rs, but will use the occasion of the announcement of that decision to announce a promotional campaign — Love Little Rock
— intended to sell the attributes of the city to other, if smaller, potential developments.
Here's Arkansas Business coverage of the PR announcement
Mayor Mark Stodola,
who impetuously rushed into the Amazon process when Little Rock had no chance of being considered, happily sent around news that others were writing stories about Little Rock's "rejection" of the expansion project, such as the Kansas City Star.
The gimmick included a rejection letter to Amazon in the Washington Post,
a newspaper owned by Amazon's Jeff Bezos,
and the flying of an aerial banner over Amazon's Seattle headquarters. The banner quoted the letter: “Hey Amazon, it’s not you, it’s us. LoveLittleRock.org.”
as if a push was needed. Amazon ain't coming to LR. Will others?
From earlier today:
SAME TIME, SAME PLACE: This new promotional effort and the Amazon announcement.
As I mentioned yesterday, the city of Little Rock
has called a news conference with the Little Rock Regional Chamber of Commerce
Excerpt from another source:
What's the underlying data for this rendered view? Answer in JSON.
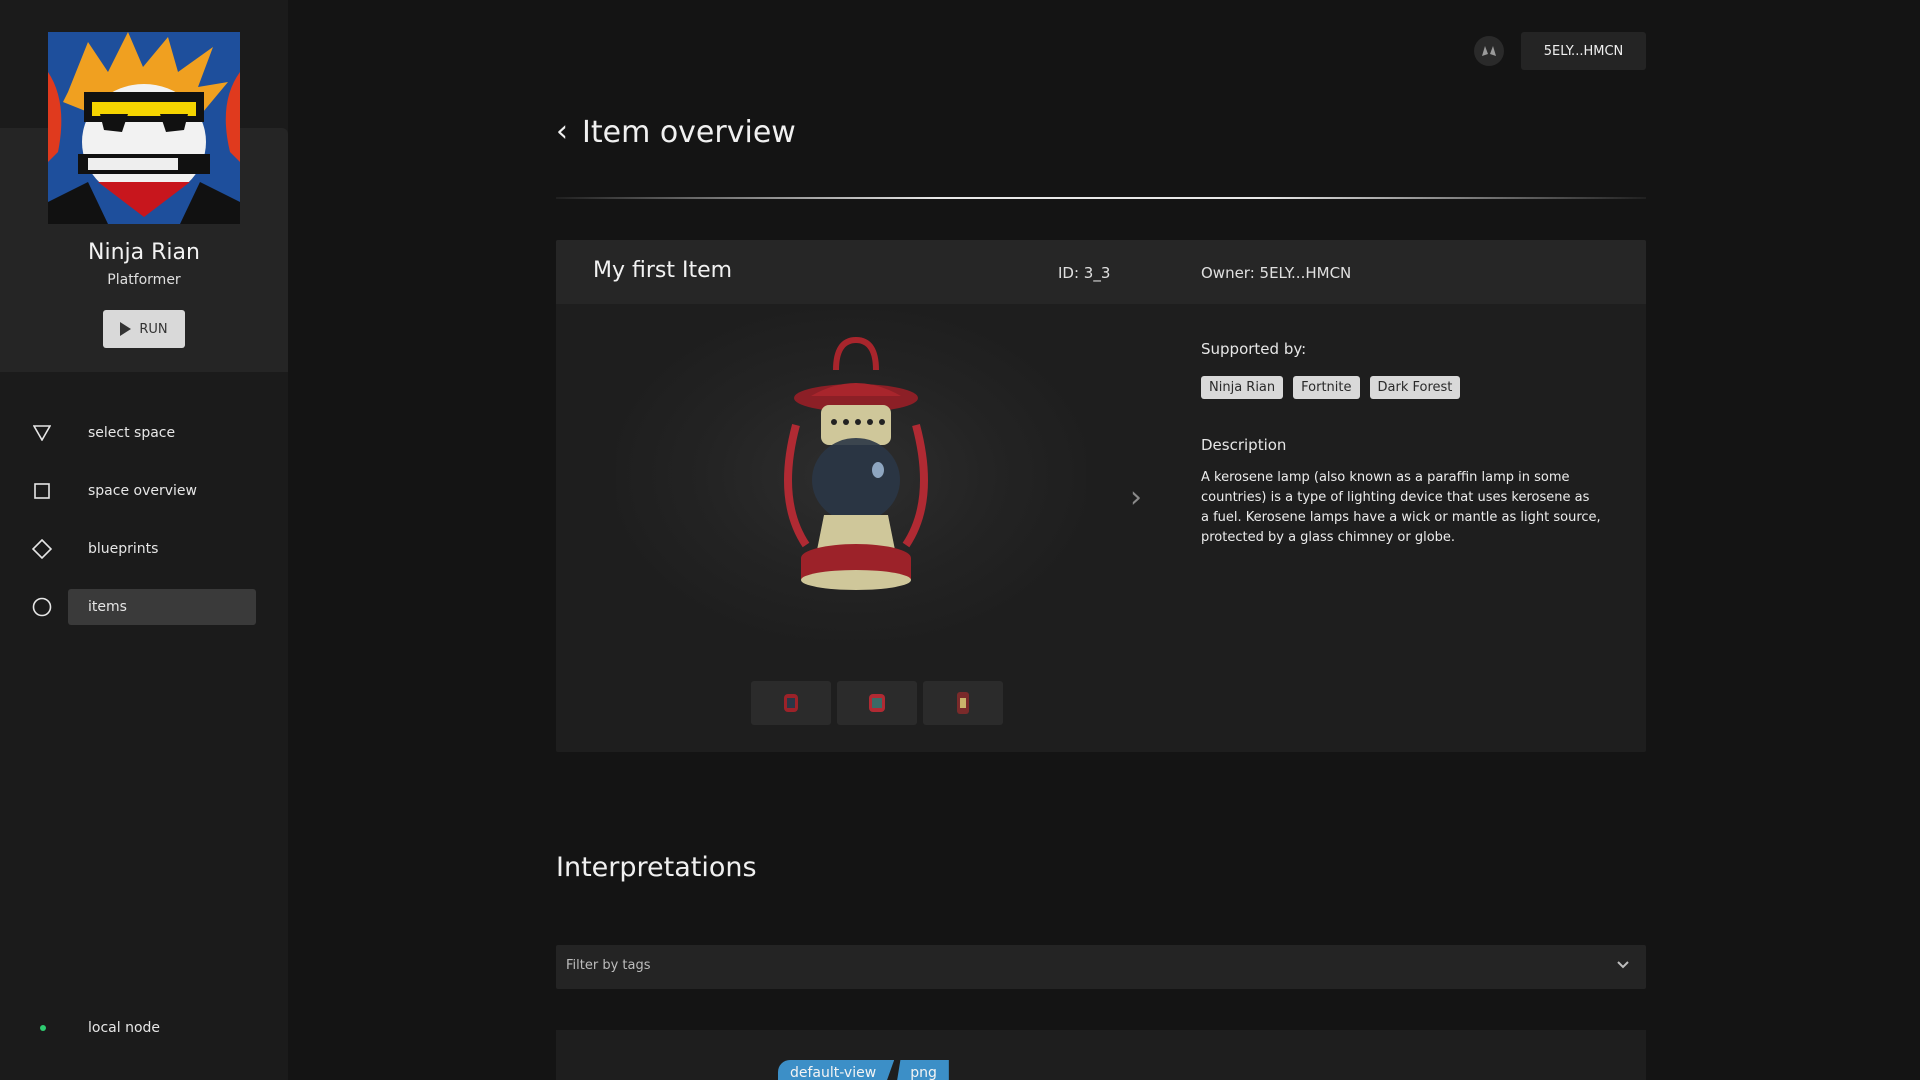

at 10:30 a.m. today to discuss its interest in the competition for Amazon's HQ2
, a second headquarters loaded with jobs for the lucky city that lands it.
You might be interested in advance in reading Amazon's outline of the process here.
I sought city information about its bid yesterday but my Freedom of Information requests were
ignored by two of three city officials and the PR firm handling the news conference. Mayor Stodola replied last night:
As you might expect, considering the economic development proprietary nature of things I do not have what you are requesting. Why don't you come to the Tech Park press conference tomorrow and be positive about the city's approach like so many of your colleagues and citizens will be? I know that is not your nature, but you should try it for a change.
OK. I'm thinking positive. Perhaps the assembled officials will announce that they recognize the city doesn't meet the major criteria established by Amazon (population, airport, transit, base
of high-tech workers), but the process of reviewing what the city can offer had been invaluable. As a result, officials are clearer than ever that the city needs to continue to work for a better public school system, a more livable and safe community and a state that recognizes the value of human rights for all citizens, a progressive tax structure and environmental sustainability such as Amazon espouses. We want a city where the police want to be residents and have less need for wider freeways to get home faster. That sort of thing. The self-examination has been useful and we'll continue to move forward, selling the many positives of the city to others.
PS: If the city does apply, I hope they'll release the full application so
the public will know what representations were made on their behalf. Do they tout the recent anti-worker changes in workers comp and unemployment protection? Do they tout our right to work status? Do they tout the state's legal position in favor of LGBT discrimination? Do they tout the chamber's support for the measure to cripple damage lawsuits? Do they tout the state's lack of sex education and basic biology instruction? Do they talk about fraught race relations and crime? The public deserves to know.
UPDATE: Note that a new city promotional campaign
— Love Little Rock
— starts at the same time and place as the city announcement about its Amazon bid, if there is one, which now seems unlikely. It seems more likely to be a time to say the review of the Amazon proposal, if a stretch for us now, illustrated how many good things the city has to offer and more vigorous promotion of those things will ensue.
The #LoveLittle Rock Twitter account
is already stacking up with Tweets plugging the positive attributes of the city. Arts, scenery, room for development all mentioned.